▸ **SOURCE DATA**
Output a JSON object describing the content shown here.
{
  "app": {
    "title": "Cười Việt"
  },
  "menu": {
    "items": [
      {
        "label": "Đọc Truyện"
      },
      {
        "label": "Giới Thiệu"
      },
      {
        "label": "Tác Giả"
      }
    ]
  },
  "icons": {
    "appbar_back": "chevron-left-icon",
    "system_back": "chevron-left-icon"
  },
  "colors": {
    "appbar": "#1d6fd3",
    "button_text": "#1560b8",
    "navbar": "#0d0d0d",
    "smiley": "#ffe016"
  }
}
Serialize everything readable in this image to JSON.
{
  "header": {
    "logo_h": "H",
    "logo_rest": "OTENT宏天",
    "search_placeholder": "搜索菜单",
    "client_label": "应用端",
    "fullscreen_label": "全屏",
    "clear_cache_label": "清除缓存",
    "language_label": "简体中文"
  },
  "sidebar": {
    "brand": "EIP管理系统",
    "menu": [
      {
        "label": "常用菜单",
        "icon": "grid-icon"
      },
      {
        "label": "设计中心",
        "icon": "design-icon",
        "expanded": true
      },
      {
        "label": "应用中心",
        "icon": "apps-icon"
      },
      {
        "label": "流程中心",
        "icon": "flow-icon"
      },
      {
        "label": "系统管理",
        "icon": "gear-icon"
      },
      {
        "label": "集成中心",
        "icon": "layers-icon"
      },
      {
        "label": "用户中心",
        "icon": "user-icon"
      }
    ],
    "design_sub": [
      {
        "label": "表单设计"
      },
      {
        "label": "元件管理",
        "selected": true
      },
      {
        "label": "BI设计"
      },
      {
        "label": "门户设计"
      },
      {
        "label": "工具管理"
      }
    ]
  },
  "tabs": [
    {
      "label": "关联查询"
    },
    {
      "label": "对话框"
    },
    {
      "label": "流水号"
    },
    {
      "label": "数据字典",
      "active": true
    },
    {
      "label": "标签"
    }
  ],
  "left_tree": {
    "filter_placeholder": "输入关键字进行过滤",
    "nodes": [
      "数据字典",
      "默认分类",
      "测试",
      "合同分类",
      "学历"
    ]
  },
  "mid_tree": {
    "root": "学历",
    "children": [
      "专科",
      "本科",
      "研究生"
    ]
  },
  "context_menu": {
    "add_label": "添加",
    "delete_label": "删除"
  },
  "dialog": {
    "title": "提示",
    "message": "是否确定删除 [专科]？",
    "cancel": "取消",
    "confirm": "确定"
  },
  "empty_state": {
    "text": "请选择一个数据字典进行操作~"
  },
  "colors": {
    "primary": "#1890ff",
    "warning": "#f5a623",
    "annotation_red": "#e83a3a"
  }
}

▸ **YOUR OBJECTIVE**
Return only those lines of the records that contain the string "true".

▸ **RESPONSE BOX**
        "expanded": true
        "selected": true
      "active": true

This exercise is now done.